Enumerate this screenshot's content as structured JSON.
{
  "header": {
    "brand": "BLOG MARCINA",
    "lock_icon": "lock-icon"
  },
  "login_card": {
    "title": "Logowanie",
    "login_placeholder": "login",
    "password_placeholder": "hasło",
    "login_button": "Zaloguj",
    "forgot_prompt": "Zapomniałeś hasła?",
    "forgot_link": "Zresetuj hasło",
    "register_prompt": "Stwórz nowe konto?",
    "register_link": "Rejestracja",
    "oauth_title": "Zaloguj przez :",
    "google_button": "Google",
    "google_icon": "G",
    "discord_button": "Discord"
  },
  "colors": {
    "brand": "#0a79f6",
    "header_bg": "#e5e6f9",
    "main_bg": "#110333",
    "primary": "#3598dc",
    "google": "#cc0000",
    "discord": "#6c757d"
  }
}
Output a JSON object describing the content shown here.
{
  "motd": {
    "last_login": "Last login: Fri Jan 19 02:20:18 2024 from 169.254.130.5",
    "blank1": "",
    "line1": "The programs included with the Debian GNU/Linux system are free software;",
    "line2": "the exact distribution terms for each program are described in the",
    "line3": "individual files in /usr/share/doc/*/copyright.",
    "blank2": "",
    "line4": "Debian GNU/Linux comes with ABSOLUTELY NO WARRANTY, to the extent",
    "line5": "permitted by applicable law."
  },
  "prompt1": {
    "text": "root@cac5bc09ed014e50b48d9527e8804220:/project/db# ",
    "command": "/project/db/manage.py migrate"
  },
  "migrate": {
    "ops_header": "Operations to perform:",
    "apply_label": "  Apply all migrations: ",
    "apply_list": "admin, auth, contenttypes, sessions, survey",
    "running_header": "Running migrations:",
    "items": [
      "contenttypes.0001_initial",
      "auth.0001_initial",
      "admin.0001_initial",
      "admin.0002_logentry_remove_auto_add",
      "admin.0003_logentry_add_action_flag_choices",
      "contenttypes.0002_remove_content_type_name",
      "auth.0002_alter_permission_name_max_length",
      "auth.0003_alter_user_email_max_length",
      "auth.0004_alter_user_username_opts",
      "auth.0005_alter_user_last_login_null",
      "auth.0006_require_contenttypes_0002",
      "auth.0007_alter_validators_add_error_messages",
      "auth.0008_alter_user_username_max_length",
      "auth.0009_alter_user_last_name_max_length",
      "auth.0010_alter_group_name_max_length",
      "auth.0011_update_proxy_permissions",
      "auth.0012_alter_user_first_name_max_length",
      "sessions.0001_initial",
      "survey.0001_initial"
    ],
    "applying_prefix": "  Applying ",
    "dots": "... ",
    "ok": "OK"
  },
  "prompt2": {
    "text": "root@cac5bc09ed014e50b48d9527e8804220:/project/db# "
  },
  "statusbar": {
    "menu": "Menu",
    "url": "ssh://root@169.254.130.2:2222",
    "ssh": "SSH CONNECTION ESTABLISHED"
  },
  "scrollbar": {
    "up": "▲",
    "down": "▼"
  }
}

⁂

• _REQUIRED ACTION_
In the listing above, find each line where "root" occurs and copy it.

• _OUTPUT FOR THIS TASK_
    "text": "root@cac5bc09ed014e50b48d9527e8804220:/project/db# ",
    "text": "root@cac5bc09ed014e50b48d9527e8804220:/project/db# "
    "url": "ssh://root@169.254.130.2:2222",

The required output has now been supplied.